Authors:

Xavier Vera, Björn Lisper, Jingling Xue

Research group:


Publication Type:

Journal article

Venue:

ACM Transactions on Embedded Computer Systems

Publisher:

ACM

DOI:

http://doi.acm.org/10.1145/1324969.1324973


Abstract

Caches have become increasingly important with the widening gap between main memory and processor speeds. Small and fast cache memories are designed to bridge this discrepancy. However, they are only effective when programs exhibit sufficient data locality. In addition, caches are a source of unpredictability, resulting in programs sometimes behaving in a different way than expected. Detailed information about the number of cache misses and their causes allows us to predict cache behavior and to detect bottlenecks. Small modifications in the source code may change memory patterns, thereby altering the cache behavior. Code transformations, which take the cache behavior into account, might result in a high cache performance improvement. However, cache memory behavior is very hard to predict, thus making the task of optimizing and timing cache behavior very difficult. This article proposes and evaluates a new compiler framework that times cache behavior for multitasking systems. Our method explores the use of cache partitioning and dynamic cache locking to provide worst-case performance estimates in a safe and tight way for multitasking systems. We use cache partitioning, which divides the cache among tasks to eliminate intertask cache interferences. We combine static cache analysis and cache-locking mechanisms to ensure that all intratask conflicts, and consequently, memory access times, are exactly predictable. The results of our experiments demonstrate the capability of our framework to describe cache behavior at compile time. We compare our timing approach with a system equipped with a nonpartitioned, but statically, locked data cache. Our method outperforms static cache locking for all analyzed task sets under various cache architectures, demonstrating that our fully predictable scheme does not compromise the performance of the transformed programs.

Bibtex

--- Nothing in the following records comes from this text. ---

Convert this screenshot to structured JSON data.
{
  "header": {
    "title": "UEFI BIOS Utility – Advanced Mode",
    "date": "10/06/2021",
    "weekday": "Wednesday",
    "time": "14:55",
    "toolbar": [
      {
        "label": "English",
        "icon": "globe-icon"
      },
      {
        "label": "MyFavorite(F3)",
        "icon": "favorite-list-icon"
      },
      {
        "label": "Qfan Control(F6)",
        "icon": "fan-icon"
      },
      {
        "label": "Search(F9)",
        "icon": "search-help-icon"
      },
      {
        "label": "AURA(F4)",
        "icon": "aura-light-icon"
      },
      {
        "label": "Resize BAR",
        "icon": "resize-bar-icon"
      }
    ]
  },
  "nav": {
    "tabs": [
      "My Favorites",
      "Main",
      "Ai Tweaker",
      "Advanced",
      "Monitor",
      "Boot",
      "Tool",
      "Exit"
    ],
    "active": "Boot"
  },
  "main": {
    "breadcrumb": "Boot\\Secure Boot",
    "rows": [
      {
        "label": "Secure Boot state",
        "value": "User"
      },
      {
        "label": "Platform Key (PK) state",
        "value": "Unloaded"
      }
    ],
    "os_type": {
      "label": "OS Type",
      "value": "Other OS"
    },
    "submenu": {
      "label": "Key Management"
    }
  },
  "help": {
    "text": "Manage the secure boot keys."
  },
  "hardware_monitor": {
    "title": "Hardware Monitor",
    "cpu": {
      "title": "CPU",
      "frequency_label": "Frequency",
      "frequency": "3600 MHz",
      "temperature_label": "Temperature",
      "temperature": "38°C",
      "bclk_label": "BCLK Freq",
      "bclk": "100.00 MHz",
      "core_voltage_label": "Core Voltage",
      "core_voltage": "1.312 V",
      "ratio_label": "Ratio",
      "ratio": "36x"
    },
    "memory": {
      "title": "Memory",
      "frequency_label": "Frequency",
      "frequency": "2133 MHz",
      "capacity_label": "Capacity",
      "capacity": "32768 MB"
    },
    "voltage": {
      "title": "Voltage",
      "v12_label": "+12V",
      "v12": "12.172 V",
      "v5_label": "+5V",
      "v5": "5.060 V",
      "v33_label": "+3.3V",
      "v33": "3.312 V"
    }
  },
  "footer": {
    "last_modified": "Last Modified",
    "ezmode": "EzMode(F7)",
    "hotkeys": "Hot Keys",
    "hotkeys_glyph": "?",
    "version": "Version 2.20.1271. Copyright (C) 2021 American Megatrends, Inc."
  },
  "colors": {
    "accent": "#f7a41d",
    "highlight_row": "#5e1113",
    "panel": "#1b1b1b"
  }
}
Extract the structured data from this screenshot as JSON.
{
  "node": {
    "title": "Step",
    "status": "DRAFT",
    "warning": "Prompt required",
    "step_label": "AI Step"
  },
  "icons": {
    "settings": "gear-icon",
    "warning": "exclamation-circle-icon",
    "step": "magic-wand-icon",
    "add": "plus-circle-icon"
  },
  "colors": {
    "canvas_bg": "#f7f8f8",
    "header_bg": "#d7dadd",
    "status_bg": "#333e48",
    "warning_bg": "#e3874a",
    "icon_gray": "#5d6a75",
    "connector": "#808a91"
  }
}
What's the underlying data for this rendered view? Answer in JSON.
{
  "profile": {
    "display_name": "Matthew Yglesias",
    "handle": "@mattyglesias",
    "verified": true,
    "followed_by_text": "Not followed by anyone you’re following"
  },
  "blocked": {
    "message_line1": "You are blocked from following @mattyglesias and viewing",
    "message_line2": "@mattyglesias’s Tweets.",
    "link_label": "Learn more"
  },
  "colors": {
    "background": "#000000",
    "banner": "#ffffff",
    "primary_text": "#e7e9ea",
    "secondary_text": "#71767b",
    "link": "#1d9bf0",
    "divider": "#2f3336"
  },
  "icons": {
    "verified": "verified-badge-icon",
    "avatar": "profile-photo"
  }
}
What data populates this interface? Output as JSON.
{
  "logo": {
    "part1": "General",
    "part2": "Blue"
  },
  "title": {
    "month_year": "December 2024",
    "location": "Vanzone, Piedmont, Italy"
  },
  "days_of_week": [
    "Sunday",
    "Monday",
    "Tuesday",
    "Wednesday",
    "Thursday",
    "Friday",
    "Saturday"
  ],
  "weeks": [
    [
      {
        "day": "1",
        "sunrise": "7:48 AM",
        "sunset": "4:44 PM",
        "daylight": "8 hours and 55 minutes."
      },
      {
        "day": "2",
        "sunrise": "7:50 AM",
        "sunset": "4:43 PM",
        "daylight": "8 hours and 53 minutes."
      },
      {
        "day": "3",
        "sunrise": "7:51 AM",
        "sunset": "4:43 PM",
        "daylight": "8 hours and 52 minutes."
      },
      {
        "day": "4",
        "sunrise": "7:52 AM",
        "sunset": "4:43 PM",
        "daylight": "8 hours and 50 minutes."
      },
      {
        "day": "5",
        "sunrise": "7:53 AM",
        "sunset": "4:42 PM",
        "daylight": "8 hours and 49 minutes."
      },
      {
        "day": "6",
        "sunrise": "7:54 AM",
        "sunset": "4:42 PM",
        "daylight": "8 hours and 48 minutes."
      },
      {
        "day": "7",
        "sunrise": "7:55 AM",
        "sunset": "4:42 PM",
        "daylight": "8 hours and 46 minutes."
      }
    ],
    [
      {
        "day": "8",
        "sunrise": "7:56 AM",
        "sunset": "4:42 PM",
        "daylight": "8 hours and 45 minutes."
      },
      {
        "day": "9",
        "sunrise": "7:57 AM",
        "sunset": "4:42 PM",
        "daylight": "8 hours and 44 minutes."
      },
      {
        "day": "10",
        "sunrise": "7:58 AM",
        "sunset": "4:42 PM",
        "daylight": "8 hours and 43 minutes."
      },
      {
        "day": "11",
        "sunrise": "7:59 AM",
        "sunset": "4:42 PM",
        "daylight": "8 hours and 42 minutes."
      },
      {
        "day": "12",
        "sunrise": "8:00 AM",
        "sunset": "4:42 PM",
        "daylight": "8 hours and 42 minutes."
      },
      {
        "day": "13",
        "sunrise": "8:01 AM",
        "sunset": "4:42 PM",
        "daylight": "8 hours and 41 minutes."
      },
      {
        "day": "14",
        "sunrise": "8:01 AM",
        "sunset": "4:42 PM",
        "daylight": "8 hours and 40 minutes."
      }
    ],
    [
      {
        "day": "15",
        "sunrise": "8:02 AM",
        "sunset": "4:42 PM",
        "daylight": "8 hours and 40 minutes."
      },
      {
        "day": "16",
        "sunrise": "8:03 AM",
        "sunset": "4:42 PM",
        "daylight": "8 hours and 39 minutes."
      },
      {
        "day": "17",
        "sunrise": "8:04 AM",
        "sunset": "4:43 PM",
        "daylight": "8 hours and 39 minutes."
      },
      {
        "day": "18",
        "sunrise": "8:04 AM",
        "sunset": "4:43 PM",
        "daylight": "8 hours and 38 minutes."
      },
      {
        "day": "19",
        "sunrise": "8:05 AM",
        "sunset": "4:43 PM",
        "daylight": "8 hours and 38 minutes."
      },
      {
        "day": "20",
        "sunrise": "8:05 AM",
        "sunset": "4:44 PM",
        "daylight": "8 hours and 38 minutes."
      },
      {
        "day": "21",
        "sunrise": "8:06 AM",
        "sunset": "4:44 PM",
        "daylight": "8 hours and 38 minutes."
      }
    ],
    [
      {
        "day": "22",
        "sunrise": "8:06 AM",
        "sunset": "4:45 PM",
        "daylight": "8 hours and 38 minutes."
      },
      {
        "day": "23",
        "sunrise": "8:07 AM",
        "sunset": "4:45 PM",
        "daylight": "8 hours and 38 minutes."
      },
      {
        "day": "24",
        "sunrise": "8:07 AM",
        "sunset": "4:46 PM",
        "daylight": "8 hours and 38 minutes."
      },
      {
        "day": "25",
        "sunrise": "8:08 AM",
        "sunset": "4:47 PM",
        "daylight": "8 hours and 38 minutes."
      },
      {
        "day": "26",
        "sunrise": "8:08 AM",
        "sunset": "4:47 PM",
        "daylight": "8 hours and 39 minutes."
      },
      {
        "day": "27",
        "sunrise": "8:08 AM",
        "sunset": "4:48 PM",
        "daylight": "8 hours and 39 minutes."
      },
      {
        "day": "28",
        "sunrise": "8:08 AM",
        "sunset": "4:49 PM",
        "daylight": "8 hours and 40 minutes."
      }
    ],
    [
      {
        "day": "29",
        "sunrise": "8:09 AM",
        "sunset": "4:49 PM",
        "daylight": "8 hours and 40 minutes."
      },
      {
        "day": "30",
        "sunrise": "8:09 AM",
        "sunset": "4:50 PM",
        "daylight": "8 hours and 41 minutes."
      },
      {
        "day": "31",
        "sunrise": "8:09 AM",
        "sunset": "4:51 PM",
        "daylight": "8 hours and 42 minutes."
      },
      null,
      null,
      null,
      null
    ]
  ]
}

@article{Vera1174,
author = {Xavier Vera and Bj{\"o}rn Lisper and Jingling Xue},
title = {Data cache locking for tight timing calculations},
volume = {7},
number = {1},
pages = {1--38},
month = {December},
year = {2007},
journal = {ACM Transactions on Embedded Computing Systems},
publisher = {ACM},
url = {http://www.es.mdh.se/publications/1174-}
}